Having just completed analysis of several theories that when combined produce what I call the “Optimized Sustainment Model (OSM),” I want to share part of the story that is combined with the news of the day to complement it. The world is searching for sustainable economies, alternatives to capitalism or a dramatic revision.
The New York Times
You don’t have to be a climate scientist these days to know that the climate has problems. You just have to step outside.
Federal financial support of renewable energy has taken a whole lot of heat in the months since Solyndra went bankrupt. Opponents of federal policy have claimed that solar grants and subsidies increase the federal deficit while doing little to promote new sources of energy.

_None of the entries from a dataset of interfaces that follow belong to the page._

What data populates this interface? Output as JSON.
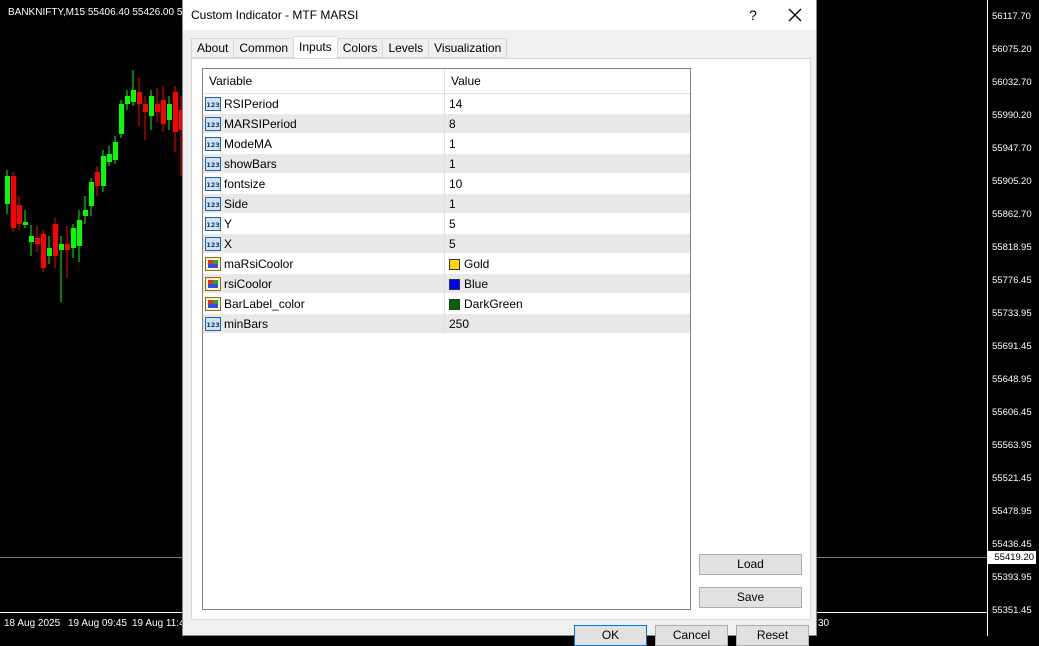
{
  "chart": {
    "title": "BANKNIFTY,M15  55406.40 55426.00 55",
    "price_labels": [
      "56117.70",
      "56075.20",
      "56032.70",
      "55990.20",
      "55947.70",
      "55905.20",
      "55862.70",
      "55818.95",
      "55776.45",
      "55733.95",
      "55691.45",
      "55648.95",
      "55606.45",
      "55563.95",
      "55521.45",
      "55478.95",
      "55436.45",
      "55393.95",
      "55351.45"
    ],
    "current_price": "55419.20",
    "time_labels": [
      "18 Aug 2025",
      "19 Aug 09:45",
      "19 Aug 11:4",
      "30"
    ],
    "colors": {
      "bull": "#00ff00",
      "bear": "#ff0000",
      "background": "#000000"
    }
  },
  "dialog": {
    "title": "Custom Indicator - MTF MARSI",
    "help_label": "?",
    "close_icon": "close-icon",
    "tabs": [
      "About",
      "Common",
      "Inputs",
      "Colors",
      "Levels",
      "Visualization"
    ],
    "active_tab": "Inputs",
    "grid": {
      "headers": {
        "variable": "Variable",
        "value": "Value"
      },
      "rows": [
        {
          "name": "RSIPeriod",
          "value": "14",
          "type": "int"
        },
        {
          "name": "MARSIPeriod",
          "value": "8",
          "type": "int"
        },
        {
          "name": "ModeMA",
          "value": "1",
          "type": "int"
        },
        {
          "name": "showBars",
          "value": "1",
          "type": "int"
        },
        {
          "name": "fontsize",
          "value": "10",
          "type": "int"
        },
        {
          "name": "Side",
          "value": "1",
          "type": "int"
        },
        {
          "name": "Y",
          "value": "5",
          "type": "int"
        },
        {
          "name": "X",
          "value": "5",
          "type": "int"
        },
        {
          "name": "maRsiCoolor",
          "value": "Gold",
          "type": "color",
          "swatch": "#ffd700"
        },
        {
          "name": "rsiCoolor",
          "value": "Blue",
          "type": "color",
          "swatch": "#0000ff"
        },
        {
          "name": "BarLabel_color",
          "value": "DarkGreen",
          "type": "color",
          "swatch": "#006400"
        },
        {
          "name": "minBars",
          "value": "250",
          "type": "int"
        }
      ]
    },
    "buttons": {
      "load": "Load",
      "save": "Save",
      "ok": "OK",
      "cancel": "Cancel",
      "reset": "Reset"
    }
  }
}
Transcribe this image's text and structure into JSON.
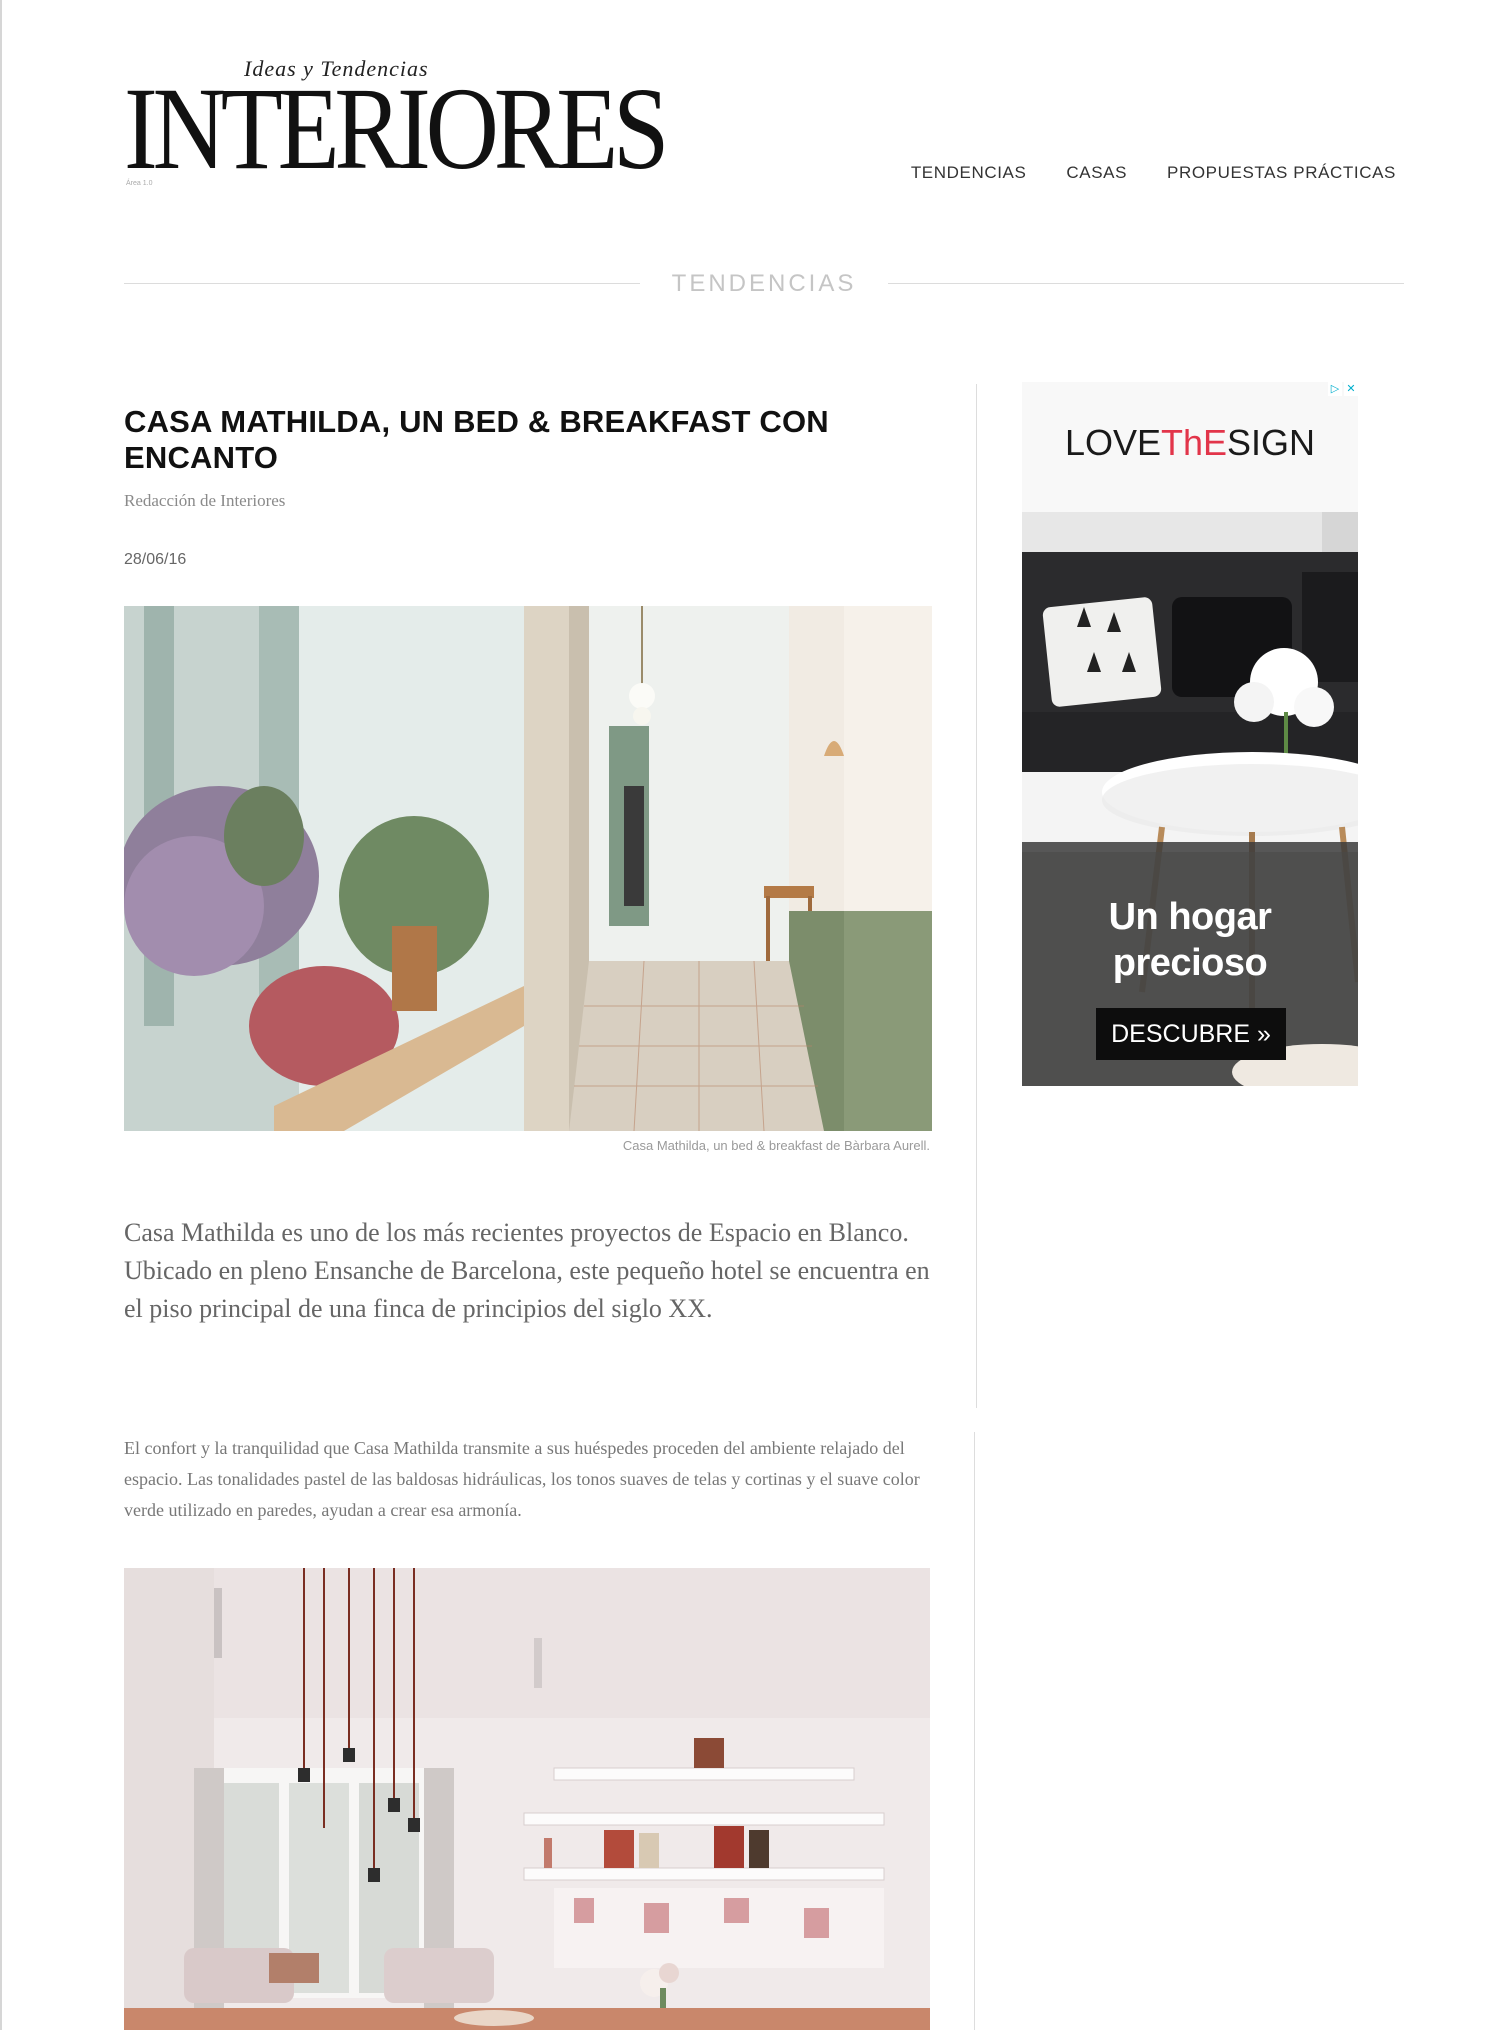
{
  "site": {
    "logo_script": "Ideas y Tendencias",
    "logo_main": "INTERIORES",
    "logo_tiny": "Área 1.0"
  },
  "nav": {
    "items": [
      {
        "label": "TENDENCIAS"
      },
      {
        "label": "CASAS"
      },
      {
        "label": "PROPUESTAS PRÁCTICAS"
      }
    ]
  },
  "section": {
    "label": "TENDENCIAS"
  },
  "article": {
    "title": "CASA MATHILDA, UN BED & BREAKFAST CON ENCANTO",
    "byline": "Redacción de Interiores",
    "date": "28/06/16",
    "photo1_caption": "Casa Mathilda, un bed & breakfast de Bàrbara Aurell.",
    "lead": "Casa Mathilda es uno de los más recientes proyectos de Espacio en Blanco. Ubicado en pleno Ensanche de Barcelona, este pequeño hotel se encuentra en el piso principal de una finca de principios del siglo XX.",
    "body": "El confort y la tranquilidad que Casa Mathilda transmite a sus huéspedes proceden del ambiente relajado del espacio. Las tonalidades pastel de las baldosas hidráulicas, los tonos suaves de telas y cortinas y el suave color verde utilizado en paredes, ayudan a crear esa armonía."
  },
  "ad": {
    "badge_icons": [
      "adchoices-icon",
      "close-icon"
    ],
    "brand_parts": {
      "a": "LOVE",
      "b": "ThE",
      "c": "SIGN"
    },
    "headline_1": "Un hogar",
    "headline_2": "precioso",
    "cta": "DESCUBRE »",
    "colors": {
      "brand_red": "#e2354a",
      "cta_bg": "#0d0d0d"
    }
  }
}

In meetings in Iselin and Trenton today, representatives of the executive and legislative branches will discuss how to correct much-debated problems in New Jersey's solar sector.
Hawaiian Electric, Maui Electric and Hawaii Electric Light Co. have asked the Hawaii Public Utilities Commission (PUC) to approve a program that the utilities say would provide immediate solar water heating savings to residential customers at no up-front cost.
Under the proposed Simply Solar program, each utility would provide funding to install solar water heating on qualifying residential properties
The U.S. Department of Commerce (DOC) has delayed the announcement of its preliminary determination in the countervailing-duty portion of SolarWorld's trade complaint against China. The announcement, originally scheduled for Jan. 12, has been postponed to Feb. 13.
Governor Andrew Cuomo Wednesday proposed quadrupling New York's solar capacity by 2013, and called on investors to fund $2 billion in new transmission infrastructure.